How to get there

Santo Domingo is served by two international airports, the main one being Aeropuerto Internacional de las Americas. Flights from the UK are long, but they are straight through although many people chose to break their flight in the USA. First Choice fly from Manchester, Glasgow and London Gatwick. Santo Domingo is also a port and there are ferries and connections from there to other Caribbean destinations. The Dominican Republic is a very developed area in the Caribbean and Santo Domingo is its administrative capital. The colonial centre of the city is a UNESCO World Heritage Site and has some amazing buildings including the cathedral, which is the oldest in the Americas.

What to do

Walking around Santo Domingo can be a little challenging as the drivers have a very casual attitude to road safety and the pedestrian is way down their list of important things not to hit! However, there are some shopping malls which are traffic free as are sections of the Colonial Area. Eating is a very varied opportunity, as there is practically every cuisine on the streets of Santo Domingo, from MacDonald’s right up to gourmet restaurants. If there could be said to be a local dish it is ‘pica pollo’ which is a fusion of Caribbean, Chinese and KFC, being a pile of fried rice, fried plantain and fried chicken. It is not very elegant to eat but it is tasty and keeps you full for ages. The Caribbean is normally quite cheap when it comes to eating out but Santo Domingo comes in on the slightly more expensive side but if you stick to the comedors (cafes), pica pollo shops and fast food, it is not so pricey.

Why not grab a drink as you go?



Night life is great although most places close at midnight so don’t expect to dance all night. Sadly, this early closing is an attempt to try and cut the crime rate, which is high so it is important to take some precautions when out late or even in the daytime – not carrying too much money is an obvious thing to do and also to keep jewellery to a minimum. Hotels can give help about how to behave on the street to avoid attracting notice – which is not to say that Santo Domingo is a scary place, not at all, but it is better to be safe than sorry.

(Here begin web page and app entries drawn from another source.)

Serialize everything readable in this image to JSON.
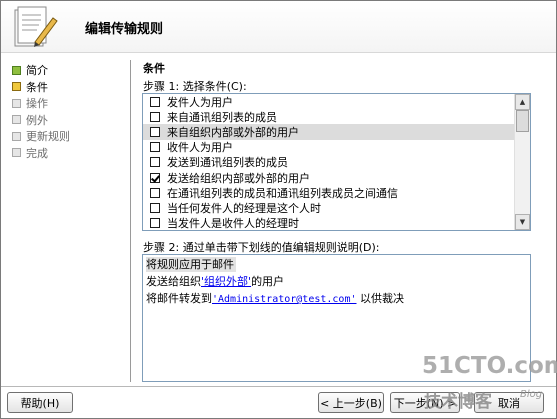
{
  "header": {
    "title": "编辑传输规则"
  },
  "nav": {
    "items": [
      {
        "label": "简介",
        "state": "done"
      },
      {
        "label": "条件",
        "state": "current"
      },
      {
        "label": "操作",
        "state": "todo"
      },
      {
        "label": "例外",
        "state": "todo"
      },
      {
        "label": "更新规则",
        "state": "todo"
      },
      {
        "label": "完成",
        "state": "todo"
      }
    ]
  },
  "main": {
    "section_title": "条件",
    "step1_label": "步骤 1: 选择条件(C):",
    "conditions": [
      {
        "label": "发件人为用户",
        "checked": false,
        "selected": false
      },
      {
        "label": "来自通讯组列表的成员",
        "checked": false,
        "selected": false
      },
      {
        "label": "来自组织内部或外部的用户",
        "checked": false,
        "selected": true
      },
      {
        "label": "收件人为用户",
        "checked": false,
        "selected": false
      },
      {
        "label": "发送到通讯组列表的成员",
        "checked": false,
        "selected": false
      },
      {
        "label": "发送给组织内部或外部的用户",
        "checked": true,
        "selected": false
      },
      {
        "label": "在通讯组列表的成员和通讯组列表成员之间通信",
        "checked": false,
        "selected": false
      },
      {
        "label": "当任何发件人的经理是这个人时",
        "checked": false,
        "selected": false
      },
      {
        "label": "当发件人是收件人的经理时",
        "checked": false,
        "selected": false
      }
    ],
    "step2_label": "步骤 2: 通过单击带下划线的值编辑规则说明(D):",
    "description": {
      "line1": "将规则应用于邮件",
      "line2_prefix": "发送给组织",
      "line2_link": "'组织外部'",
      "line2_suffix": "的用户",
      "line3_prefix": "将邮件转发到",
      "line3_link": "'Administrator@test.com'",
      "line3_suffix": " 以供裁决"
    }
  },
  "buttons": {
    "help": "帮助(H)",
    "back": "< 上一步(B)",
    "next": "下一步(N) >",
    "cancel": "取消"
  },
  "watermark": {
    "site": "51CTO.com",
    "tagline": "技术博客",
    "blog": "Blog"
  },
  "colors": {
    "done": "#8fbf3f",
    "current": "#f0c83c",
    "todo": "#e6e6e6",
    "link": "#0000ee"
  }
}
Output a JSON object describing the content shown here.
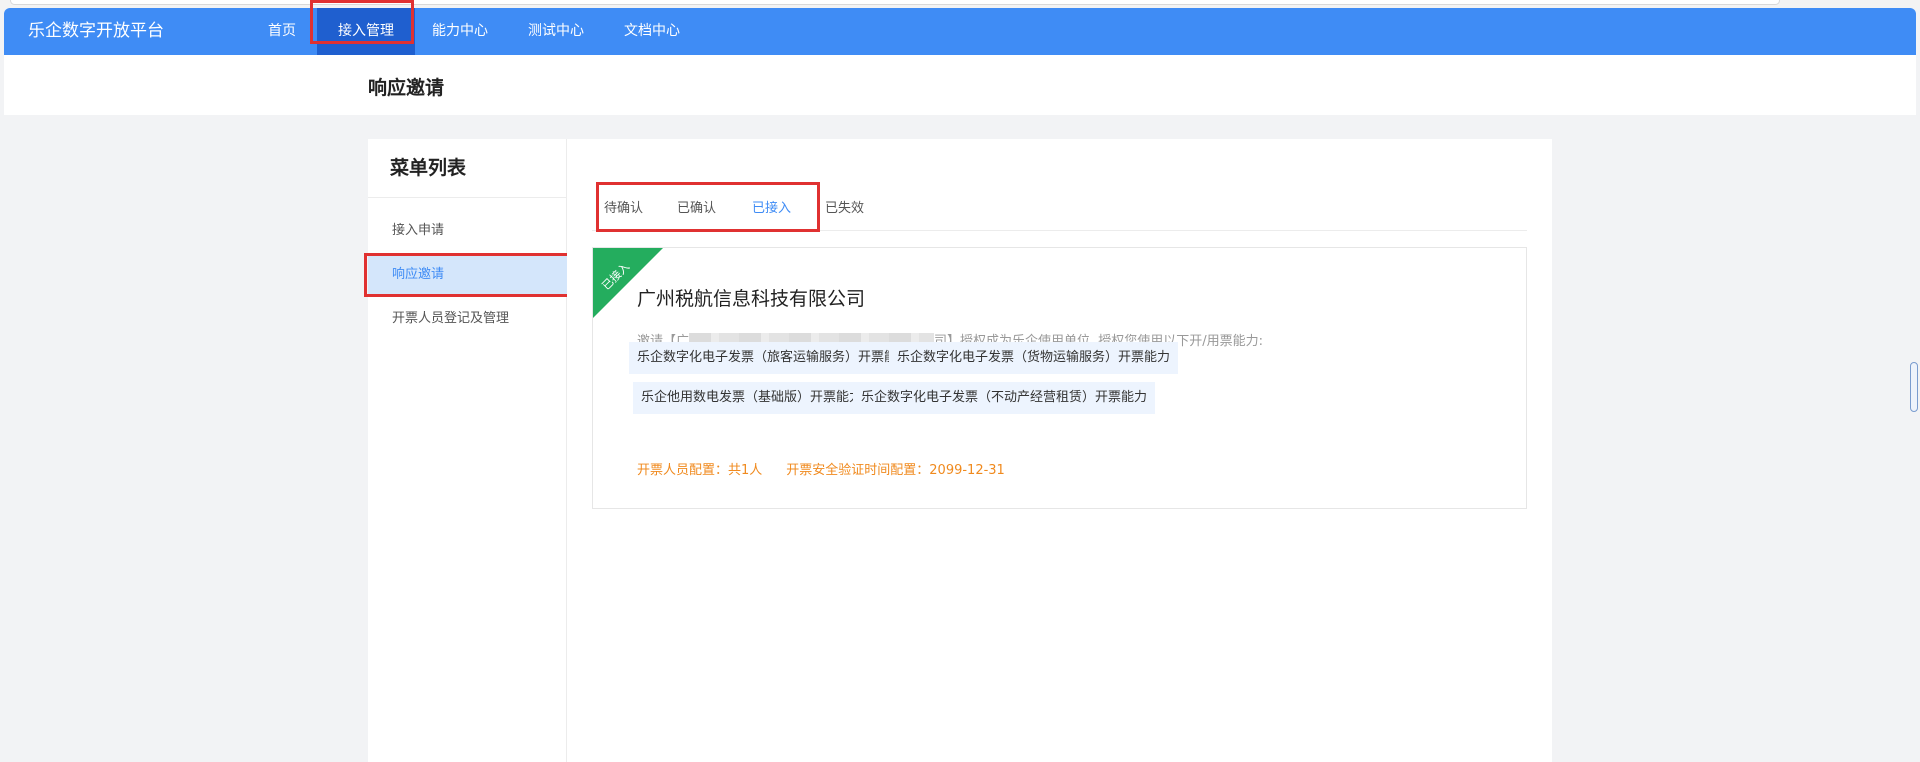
{
  "app": {
    "title": "乐企数字开放平台",
    "accent": "#3f8cf5",
    "highlight": "#e03131"
  },
  "nav": {
    "items": [
      {
        "label": "首页",
        "active": false
      },
      {
        "label": "接入管理",
        "active": true
      },
      {
        "label": "能力中心",
        "active": false
      },
      {
        "label": "测试中心",
        "active": false
      },
      {
        "label": "文档中心",
        "active": false
      }
    ]
  },
  "page": {
    "title": "响应邀请"
  },
  "sidebar": {
    "title": "菜单列表",
    "items": [
      {
        "label": "接入申请",
        "active": false
      },
      {
        "label": "响应邀请",
        "active": true
      },
      {
        "label": "开票人员登记及管理",
        "active": false
      }
    ]
  },
  "tabs": {
    "items": [
      {
        "label": "待确认",
        "active": false
      },
      {
        "label": "已确认",
        "active": false
      },
      {
        "label": "已接入",
        "active": true
      },
      {
        "label": "已失效",
        "active": false
      }
    ]
  },
  "card": {
    "ribbon": "已接入",
    "company": "广州税航信息科技有限公司",
    "invite_prefix": "邀请【广",
    "invite_suffix": "司】授权成为乐企使用单位, 授权您使用以下开/用票能力:",
    "capabilities": [
      "乐企数字化电子发票（旅客运输服务）开票能力",
      "乐企数字化电子发票（货物运输服务）开票能力",
      "乐企他用数电发票（基础版）开票能力",
      "乐企数字化电子发票（不动产经营租赁）开票能力"
    ],
    "stats": {
      "staff": "开票人员配置：共1人",
      "verify": "开票安全验证时间配置：2099-12-31"
    }
  }
}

About the AuthorRobert Plumb is a copywriter and travel fanatic from Gospel Oak, London. When he isn’t planning his next adventure, you can probably find him down the local boozer, with his nose in some dusty old book